History lesson

Winning the European Cup twice is all very well, but just makes it worse when you slip to your country’s third division, as Al Needham testifies

It’s great when you support a heritage team such as Forest, usually. You can always win arguments with fans from London clubs by merely saying “So how many European Cups have you won again?” You can travel anywhere in the world and get a response from the most undereducated cabbies by mentioning Archie Gemmill’s goal in the 1978 World Cup (note to Irvine Welsh; that was a Forest goal, not a Scottish one, so shut up about it). And even if they do nothing of worth ever again, everyone knows about them.

Therein lies the downside; when you balls it up, people notice. Say what you like about Chelsea buying the Premiership, but at least they had the decency to do it on the same day as we got relegated (to Division Three, for Christ’s sakes), knocking the culmination of our morbid carousel of a season off the back page. But there’s no escaping it; Forest thoroughly deserved to go down, and it had been coming for months.

There must be millions of Arsenal, Chelsea and Man Utd supporters of a certain age who have never known what it’s like to go through the grim death march of a relegation season and I have to say they don’t know what they’re missing. Just as swallow sightings herald the summer, you don’t truly believe the season has started until you get the first report of a friend of a friend supposedly ripping their season ticket up in disgust. The remainder of the calendar year gives you a few months to decide whose fault it is this time and by December you’re listening to the Cup draw, praying you don’t get paired up with a non-League side looking to make a name for themselves.

January is spent scouring the internet for rumours on who is going to nick your star players and really knacker the team up (this year: Spurs) and by February, you find yourself in the pub with your mates looking at the top half of the table two divisions below you, trying to top each other with the most incredible fixtures for the next season (sorry, Yeovil fans – you triumphed over Cheltenham and Lincoln as the runaway winners. I’m sure you’ll take revenge in 2005-06).

There always has to be a bloodletting frenzy at some point and it was Joe Kinnear who was carried off to the 50-foot wicker rendition of Kenny Burns. Normally, whenever Forest get a new manager, it inspires the team to pull their fingers out and drag us from the abyss (until getting relegated the following season). How thoughtful of the lads to go against the grain this year and allow the delicious agony to continue. By now, you’re starting to take a peculiar pleasure in the whole sordid affair.

By February, Notts County fans – conveniently forgetting they’re rubbish as well and, if not staring non-League football in the face, certainly giving it a coquettish eye – start to take the piss. Imagine John Wayne Bobbitt standing next to you in the urinals and saying “Not got much there, have you?” This is what it feels like to be ridiculed by a County fan.
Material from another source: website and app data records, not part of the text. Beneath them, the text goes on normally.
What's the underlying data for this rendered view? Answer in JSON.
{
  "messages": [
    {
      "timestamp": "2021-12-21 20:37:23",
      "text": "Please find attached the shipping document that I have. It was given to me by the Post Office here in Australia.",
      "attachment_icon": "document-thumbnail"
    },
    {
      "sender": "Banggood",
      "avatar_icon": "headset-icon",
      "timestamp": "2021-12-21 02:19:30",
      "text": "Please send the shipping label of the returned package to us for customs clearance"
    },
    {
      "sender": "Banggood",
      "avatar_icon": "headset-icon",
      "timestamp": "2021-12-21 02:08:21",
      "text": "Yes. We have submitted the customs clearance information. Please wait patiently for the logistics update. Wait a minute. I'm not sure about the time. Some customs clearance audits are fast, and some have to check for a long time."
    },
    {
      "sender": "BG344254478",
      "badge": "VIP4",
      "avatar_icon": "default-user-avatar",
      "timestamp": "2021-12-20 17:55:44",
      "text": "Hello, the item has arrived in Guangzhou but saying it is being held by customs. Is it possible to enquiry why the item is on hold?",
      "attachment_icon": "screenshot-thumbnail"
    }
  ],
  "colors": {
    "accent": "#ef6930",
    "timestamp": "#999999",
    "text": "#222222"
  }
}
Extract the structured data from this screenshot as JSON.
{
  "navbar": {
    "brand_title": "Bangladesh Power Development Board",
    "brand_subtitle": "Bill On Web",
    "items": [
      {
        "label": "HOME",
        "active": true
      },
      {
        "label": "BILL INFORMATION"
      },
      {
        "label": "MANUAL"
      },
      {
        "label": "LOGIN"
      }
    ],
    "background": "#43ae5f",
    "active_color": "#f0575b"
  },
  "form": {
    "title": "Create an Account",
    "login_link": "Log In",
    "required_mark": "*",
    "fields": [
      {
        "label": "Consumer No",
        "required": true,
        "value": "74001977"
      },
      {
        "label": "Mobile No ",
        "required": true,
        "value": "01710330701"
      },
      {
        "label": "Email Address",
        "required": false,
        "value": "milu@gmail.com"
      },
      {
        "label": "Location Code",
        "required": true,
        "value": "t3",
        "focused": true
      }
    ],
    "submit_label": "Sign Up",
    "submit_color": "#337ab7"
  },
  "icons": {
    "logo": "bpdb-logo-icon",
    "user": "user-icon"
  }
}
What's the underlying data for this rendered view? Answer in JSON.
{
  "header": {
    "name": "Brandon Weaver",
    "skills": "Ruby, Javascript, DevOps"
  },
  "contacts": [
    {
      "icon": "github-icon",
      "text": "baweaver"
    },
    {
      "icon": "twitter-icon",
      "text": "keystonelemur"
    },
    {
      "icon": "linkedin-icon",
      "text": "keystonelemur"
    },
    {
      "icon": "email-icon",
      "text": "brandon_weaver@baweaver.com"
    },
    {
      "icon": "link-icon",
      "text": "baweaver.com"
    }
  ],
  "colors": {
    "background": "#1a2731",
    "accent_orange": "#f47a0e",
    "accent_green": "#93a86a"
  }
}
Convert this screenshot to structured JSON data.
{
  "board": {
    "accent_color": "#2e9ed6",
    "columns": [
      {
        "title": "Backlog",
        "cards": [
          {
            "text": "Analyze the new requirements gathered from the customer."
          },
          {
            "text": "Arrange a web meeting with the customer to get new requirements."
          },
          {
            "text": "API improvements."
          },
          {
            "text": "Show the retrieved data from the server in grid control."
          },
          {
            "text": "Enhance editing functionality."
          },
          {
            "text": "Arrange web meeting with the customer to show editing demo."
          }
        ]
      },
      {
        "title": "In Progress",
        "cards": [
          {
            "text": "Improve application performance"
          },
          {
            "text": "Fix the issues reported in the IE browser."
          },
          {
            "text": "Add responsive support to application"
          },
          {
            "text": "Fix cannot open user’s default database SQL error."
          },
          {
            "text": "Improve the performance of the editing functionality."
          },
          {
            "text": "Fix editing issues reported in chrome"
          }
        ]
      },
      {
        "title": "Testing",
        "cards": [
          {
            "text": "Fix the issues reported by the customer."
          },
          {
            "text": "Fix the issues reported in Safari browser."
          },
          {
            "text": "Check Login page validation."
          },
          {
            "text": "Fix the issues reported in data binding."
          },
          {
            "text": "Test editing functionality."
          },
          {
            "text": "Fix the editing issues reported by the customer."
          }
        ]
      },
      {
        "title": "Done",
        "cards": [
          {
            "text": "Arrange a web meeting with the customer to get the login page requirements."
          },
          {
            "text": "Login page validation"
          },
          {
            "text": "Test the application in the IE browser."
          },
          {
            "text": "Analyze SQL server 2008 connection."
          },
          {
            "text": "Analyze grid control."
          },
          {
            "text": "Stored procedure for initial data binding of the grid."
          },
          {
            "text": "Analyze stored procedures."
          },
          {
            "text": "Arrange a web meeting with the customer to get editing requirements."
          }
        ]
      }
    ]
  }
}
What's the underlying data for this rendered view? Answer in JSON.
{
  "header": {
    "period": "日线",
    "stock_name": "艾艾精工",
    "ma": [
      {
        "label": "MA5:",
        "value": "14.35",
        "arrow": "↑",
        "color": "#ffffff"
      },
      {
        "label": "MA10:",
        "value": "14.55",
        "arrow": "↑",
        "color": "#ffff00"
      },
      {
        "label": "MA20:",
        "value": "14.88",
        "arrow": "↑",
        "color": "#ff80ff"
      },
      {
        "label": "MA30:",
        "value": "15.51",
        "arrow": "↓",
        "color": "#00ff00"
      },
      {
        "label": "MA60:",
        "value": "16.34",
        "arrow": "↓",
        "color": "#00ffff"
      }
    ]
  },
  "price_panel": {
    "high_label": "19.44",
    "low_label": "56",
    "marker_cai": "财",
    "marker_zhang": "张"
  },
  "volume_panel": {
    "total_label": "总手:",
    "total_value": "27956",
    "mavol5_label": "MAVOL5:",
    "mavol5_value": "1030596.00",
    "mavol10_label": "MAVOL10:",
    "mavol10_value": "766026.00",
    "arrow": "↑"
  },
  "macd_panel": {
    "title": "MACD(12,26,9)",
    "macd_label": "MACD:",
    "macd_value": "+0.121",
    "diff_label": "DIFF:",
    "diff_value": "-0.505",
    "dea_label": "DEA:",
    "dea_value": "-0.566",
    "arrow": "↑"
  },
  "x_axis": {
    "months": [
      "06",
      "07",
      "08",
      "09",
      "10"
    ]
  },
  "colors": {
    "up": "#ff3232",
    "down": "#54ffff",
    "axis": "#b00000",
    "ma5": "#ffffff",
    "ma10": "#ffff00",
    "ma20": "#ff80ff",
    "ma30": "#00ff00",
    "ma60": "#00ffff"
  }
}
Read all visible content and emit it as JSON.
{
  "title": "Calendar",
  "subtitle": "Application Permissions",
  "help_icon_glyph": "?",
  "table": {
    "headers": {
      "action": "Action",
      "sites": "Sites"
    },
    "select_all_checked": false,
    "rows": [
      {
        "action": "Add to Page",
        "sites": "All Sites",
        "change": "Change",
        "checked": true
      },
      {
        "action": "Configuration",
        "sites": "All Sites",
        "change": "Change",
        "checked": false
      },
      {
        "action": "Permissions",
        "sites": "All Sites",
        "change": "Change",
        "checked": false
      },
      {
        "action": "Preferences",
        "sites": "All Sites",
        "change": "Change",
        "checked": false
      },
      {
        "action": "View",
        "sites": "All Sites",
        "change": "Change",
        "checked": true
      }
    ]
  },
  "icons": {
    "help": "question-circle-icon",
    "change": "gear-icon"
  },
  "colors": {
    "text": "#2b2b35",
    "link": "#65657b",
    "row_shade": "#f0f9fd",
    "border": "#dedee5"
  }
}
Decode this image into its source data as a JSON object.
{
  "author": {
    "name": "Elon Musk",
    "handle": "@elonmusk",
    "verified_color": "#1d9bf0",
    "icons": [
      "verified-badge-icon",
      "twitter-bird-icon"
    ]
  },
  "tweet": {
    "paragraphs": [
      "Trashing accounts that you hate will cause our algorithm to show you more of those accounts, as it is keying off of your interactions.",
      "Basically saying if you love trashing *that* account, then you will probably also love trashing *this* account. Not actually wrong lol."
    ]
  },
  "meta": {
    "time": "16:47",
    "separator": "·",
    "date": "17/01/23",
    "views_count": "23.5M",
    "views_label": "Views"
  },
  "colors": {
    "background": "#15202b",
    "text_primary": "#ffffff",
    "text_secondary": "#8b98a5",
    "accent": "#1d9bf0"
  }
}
And in any case, you start to agree with them. In fact, you try to outdo them. You sit at the match chuntering away in disgust like Martin Scorsese in his Taxi Driver cameo, when he follows his wife to her lover’s house. You listen to the constant whining on the phone-ins, agreeing with every word. You develop friendships with people where the opening conversation always starts with “Forest, eh?” and degenerates into swearing. By this time, you don’t even want them to prove you wrong and turn it round.

Finally, when the season is almost done and it’s becoming mathematically, historically, and even technical-drawingly impossible for the club to stay up, you wait for a reason to have a really good moan. Luckily, Forest never fail to deliver and get themselves on the front page of the Mirror for a – gasp! – three-hour drinking session where, and I quote, they “got a bit loud” and “glasses were knocked over”.

While certain fans pointed out the lack of commitment displayed, the majority are disgusted at the choice of venues. One is a soulless two-for-one place, the other is populated by people who want to drink champagne but can only just afford six quid for a glass and is festooned with the sort of luminous decor that make you feel like you’re drinking inside one of those macramé renditions of the Kama Sutra beloved of down-market curry houses. In other words, exactly the kind of places where Third Division players go.

As I’ve been writing this piece, I’ve been interrupted twice: by my nephew’s dad, telling me about a rough-arse pub he went to the other night that was full of middle-aged skinheads openly crying, and a text message from a friend. “Do we have to start the FA Cup in the first round now?” it reads. But I don’t really know. It’s all so new to me.

From WSC 220 June 2005. What was happening this month